- _Data for analysis_
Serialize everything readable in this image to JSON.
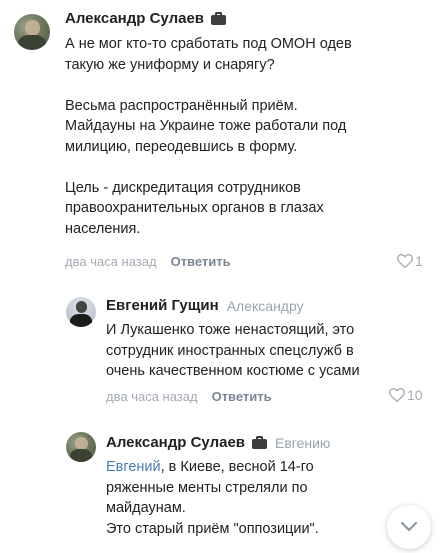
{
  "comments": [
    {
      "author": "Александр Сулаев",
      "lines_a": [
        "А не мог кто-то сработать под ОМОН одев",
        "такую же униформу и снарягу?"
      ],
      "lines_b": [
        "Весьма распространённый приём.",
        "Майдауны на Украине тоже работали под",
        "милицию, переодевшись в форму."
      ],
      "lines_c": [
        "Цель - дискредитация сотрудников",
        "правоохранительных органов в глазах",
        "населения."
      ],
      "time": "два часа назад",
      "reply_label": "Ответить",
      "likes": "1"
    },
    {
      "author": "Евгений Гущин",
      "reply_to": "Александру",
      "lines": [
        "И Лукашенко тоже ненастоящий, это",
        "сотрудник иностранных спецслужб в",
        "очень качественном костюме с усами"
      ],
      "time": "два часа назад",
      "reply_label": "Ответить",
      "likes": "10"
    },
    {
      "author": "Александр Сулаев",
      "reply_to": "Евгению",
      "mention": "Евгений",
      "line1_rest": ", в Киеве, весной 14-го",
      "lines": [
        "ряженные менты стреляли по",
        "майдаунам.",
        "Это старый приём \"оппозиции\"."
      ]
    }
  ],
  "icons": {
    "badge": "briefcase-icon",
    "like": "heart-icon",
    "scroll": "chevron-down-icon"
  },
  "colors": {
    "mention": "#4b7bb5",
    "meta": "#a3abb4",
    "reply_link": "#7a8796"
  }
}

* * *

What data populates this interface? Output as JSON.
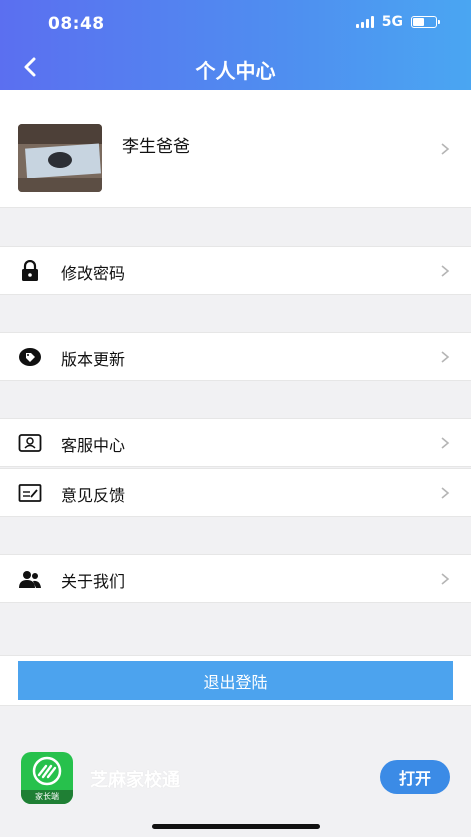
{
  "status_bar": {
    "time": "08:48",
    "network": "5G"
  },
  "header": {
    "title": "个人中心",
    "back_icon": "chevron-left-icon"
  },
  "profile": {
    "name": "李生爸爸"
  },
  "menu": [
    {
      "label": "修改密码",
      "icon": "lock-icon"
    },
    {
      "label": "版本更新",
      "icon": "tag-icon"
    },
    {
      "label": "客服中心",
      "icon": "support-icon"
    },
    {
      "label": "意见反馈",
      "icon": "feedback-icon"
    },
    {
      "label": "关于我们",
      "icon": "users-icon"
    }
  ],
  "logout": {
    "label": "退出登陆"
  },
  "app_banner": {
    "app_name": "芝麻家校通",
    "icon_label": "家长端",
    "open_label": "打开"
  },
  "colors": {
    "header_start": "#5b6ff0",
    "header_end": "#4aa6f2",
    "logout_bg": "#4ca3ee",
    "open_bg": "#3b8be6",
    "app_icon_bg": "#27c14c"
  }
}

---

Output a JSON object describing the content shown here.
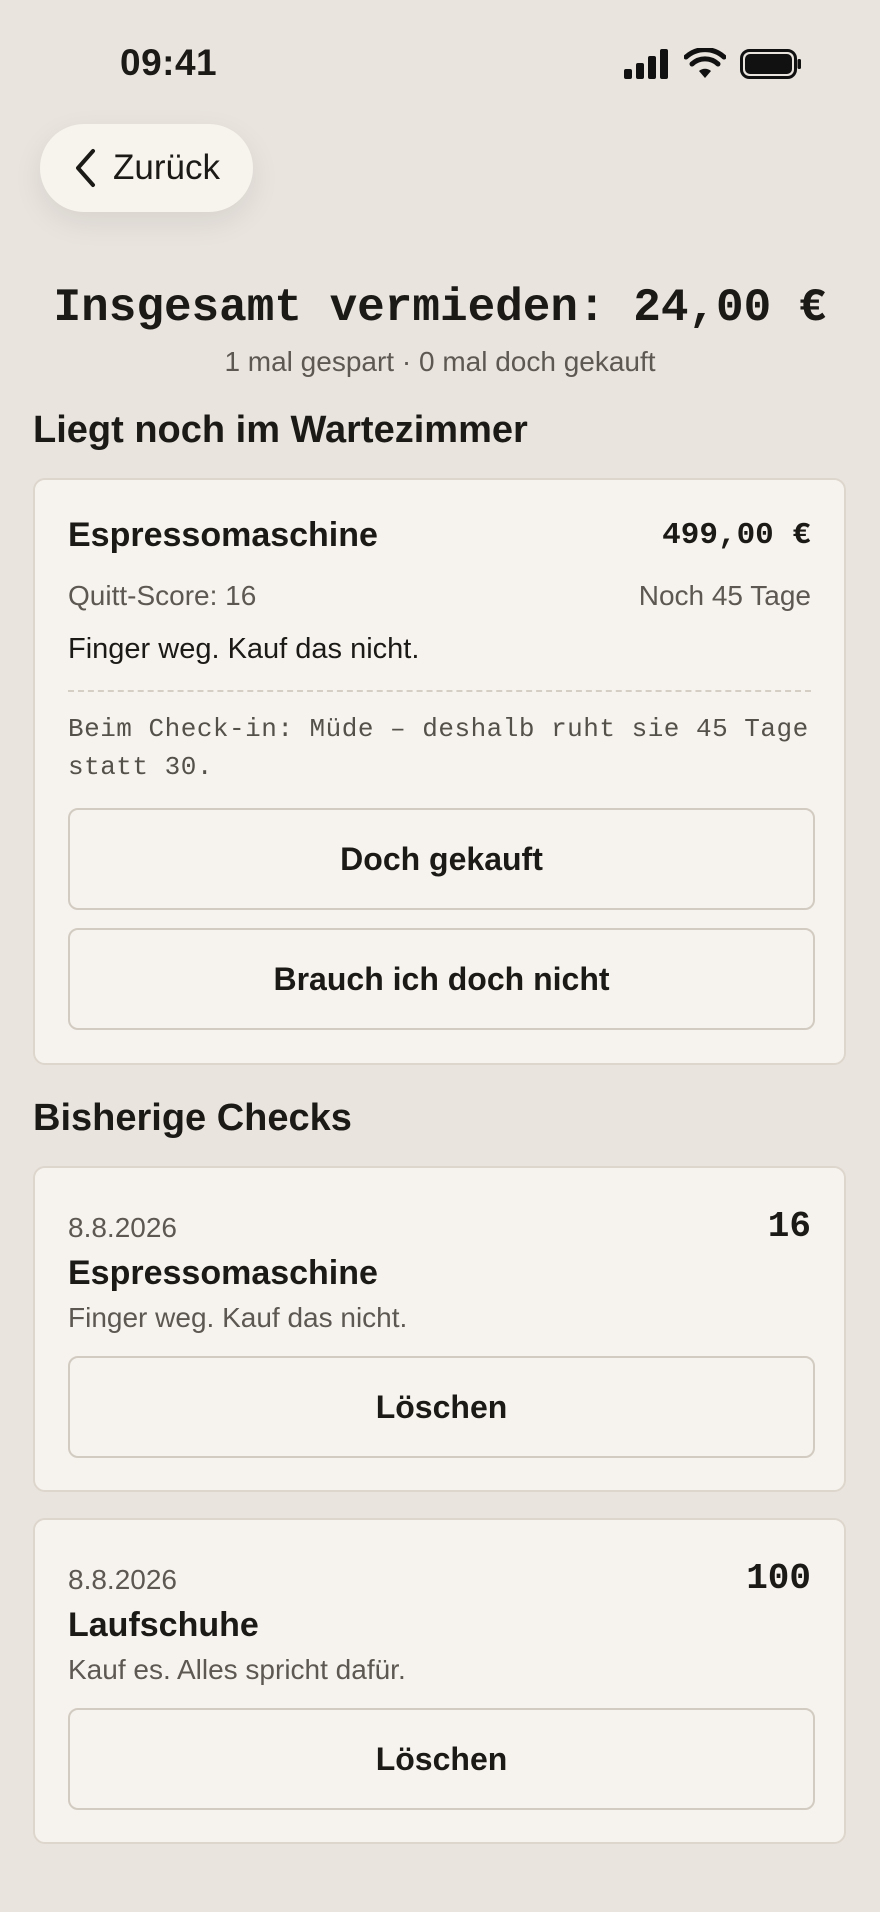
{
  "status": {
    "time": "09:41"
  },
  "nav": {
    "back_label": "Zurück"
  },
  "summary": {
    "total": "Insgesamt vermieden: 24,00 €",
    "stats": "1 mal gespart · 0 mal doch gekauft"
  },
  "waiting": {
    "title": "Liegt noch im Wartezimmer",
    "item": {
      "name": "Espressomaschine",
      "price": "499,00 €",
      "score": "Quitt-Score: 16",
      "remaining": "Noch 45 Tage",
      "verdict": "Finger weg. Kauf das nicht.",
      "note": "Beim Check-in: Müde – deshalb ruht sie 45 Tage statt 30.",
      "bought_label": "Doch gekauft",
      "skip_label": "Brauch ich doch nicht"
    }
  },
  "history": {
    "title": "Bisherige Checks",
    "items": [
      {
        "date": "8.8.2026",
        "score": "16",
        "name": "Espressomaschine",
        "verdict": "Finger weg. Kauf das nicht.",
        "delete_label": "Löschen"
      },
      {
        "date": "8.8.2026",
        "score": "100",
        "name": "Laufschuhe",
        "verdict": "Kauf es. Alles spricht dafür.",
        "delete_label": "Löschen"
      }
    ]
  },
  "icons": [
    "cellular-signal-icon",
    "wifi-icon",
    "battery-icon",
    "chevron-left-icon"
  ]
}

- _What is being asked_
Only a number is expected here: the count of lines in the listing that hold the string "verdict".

- _Exercise solution_
3